--- Provided records Enclosed Below ---

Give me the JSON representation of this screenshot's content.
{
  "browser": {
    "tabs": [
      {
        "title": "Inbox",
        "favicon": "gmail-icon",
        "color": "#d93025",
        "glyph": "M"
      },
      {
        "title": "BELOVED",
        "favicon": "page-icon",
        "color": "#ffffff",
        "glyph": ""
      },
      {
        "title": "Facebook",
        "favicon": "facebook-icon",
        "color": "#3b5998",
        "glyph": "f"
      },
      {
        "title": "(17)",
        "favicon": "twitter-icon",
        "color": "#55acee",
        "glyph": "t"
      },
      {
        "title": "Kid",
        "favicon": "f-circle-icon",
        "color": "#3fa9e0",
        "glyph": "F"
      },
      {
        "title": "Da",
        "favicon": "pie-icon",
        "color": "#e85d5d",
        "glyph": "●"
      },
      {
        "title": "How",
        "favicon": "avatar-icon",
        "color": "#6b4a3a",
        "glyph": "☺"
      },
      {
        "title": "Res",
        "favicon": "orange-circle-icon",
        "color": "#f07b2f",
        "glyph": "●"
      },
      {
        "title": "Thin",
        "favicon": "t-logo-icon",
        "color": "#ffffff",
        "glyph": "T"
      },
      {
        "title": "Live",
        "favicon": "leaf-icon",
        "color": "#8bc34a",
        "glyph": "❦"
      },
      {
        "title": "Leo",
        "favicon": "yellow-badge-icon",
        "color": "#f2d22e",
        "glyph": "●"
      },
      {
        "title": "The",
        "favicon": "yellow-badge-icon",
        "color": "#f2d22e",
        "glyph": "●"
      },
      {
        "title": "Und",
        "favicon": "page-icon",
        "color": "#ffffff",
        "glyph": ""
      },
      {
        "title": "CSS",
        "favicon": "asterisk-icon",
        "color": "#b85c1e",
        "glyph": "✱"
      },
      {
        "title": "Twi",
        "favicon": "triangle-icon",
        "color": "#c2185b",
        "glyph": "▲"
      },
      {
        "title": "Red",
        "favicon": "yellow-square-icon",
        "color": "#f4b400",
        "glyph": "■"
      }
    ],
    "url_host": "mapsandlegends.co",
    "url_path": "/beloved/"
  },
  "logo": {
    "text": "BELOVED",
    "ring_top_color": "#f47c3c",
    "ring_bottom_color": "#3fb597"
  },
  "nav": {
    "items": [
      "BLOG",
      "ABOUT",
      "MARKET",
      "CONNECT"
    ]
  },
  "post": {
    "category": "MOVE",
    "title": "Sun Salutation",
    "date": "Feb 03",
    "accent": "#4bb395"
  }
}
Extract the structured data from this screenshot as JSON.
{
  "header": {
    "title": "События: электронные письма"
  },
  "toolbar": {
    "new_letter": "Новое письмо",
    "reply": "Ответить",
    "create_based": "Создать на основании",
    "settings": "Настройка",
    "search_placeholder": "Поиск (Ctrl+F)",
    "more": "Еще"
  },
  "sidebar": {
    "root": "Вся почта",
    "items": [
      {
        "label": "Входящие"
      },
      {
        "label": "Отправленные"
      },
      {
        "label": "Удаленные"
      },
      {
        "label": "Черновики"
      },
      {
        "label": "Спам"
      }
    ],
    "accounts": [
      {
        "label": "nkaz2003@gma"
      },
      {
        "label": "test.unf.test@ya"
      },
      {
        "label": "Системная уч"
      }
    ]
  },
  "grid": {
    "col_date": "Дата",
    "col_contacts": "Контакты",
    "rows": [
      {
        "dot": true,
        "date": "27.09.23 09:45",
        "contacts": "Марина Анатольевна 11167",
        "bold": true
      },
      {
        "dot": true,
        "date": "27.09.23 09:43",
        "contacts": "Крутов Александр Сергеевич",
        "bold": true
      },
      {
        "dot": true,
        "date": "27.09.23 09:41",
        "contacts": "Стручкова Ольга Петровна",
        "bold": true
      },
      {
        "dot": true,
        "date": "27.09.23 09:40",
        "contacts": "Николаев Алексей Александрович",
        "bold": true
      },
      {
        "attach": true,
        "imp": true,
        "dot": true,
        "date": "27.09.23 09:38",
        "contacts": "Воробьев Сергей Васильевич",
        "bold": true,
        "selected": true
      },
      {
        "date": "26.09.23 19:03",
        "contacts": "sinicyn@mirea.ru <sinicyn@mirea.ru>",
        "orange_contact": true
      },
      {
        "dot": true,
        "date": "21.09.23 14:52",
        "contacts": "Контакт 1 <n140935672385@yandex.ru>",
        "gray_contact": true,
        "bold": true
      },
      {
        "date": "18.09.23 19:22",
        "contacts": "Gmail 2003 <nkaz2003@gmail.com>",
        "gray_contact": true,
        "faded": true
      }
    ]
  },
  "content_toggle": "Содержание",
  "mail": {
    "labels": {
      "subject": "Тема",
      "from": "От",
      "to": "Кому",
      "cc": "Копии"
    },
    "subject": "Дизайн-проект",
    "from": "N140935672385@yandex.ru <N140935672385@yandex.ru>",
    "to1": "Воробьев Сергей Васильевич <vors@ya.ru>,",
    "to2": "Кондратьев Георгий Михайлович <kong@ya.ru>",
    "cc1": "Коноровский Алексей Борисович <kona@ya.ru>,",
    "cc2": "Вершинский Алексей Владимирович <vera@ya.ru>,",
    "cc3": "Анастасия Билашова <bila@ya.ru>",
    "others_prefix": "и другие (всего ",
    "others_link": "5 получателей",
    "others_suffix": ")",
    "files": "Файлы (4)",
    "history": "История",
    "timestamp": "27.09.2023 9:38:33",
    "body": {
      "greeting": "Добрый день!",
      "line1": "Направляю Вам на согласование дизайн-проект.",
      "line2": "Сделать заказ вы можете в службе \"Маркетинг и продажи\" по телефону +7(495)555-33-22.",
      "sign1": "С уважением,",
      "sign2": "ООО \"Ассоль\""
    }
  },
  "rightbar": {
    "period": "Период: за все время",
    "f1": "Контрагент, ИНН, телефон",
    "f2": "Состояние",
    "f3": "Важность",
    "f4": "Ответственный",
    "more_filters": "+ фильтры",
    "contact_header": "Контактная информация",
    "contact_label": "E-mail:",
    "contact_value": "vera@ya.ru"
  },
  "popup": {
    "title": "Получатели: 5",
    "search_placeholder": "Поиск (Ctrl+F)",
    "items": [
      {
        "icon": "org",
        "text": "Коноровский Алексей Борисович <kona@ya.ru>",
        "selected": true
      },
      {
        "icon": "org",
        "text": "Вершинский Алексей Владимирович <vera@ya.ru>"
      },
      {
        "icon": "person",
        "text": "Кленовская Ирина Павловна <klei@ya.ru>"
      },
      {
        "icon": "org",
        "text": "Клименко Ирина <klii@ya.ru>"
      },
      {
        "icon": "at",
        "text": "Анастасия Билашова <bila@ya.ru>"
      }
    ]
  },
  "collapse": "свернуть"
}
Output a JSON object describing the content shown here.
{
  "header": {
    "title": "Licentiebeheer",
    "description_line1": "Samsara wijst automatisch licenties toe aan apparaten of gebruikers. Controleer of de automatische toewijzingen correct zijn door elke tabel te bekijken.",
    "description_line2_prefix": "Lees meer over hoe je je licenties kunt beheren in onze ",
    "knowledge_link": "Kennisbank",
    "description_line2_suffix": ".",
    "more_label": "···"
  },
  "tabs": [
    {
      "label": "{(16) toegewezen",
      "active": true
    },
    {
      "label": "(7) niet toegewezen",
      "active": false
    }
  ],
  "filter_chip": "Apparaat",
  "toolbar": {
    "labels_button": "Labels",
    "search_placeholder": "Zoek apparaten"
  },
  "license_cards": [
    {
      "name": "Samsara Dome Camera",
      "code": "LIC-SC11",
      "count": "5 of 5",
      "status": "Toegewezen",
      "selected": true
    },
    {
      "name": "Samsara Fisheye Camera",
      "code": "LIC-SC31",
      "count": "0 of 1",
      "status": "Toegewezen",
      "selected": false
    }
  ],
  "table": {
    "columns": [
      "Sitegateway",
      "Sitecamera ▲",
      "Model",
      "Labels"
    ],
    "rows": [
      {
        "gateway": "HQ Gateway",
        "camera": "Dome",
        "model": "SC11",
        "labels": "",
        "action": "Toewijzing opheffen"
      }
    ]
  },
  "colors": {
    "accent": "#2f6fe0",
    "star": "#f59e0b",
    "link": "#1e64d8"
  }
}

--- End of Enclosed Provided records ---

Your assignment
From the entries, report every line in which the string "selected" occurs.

Exercise answer
        "selected": true
        "selected": true
      "selected": true
      "selected": false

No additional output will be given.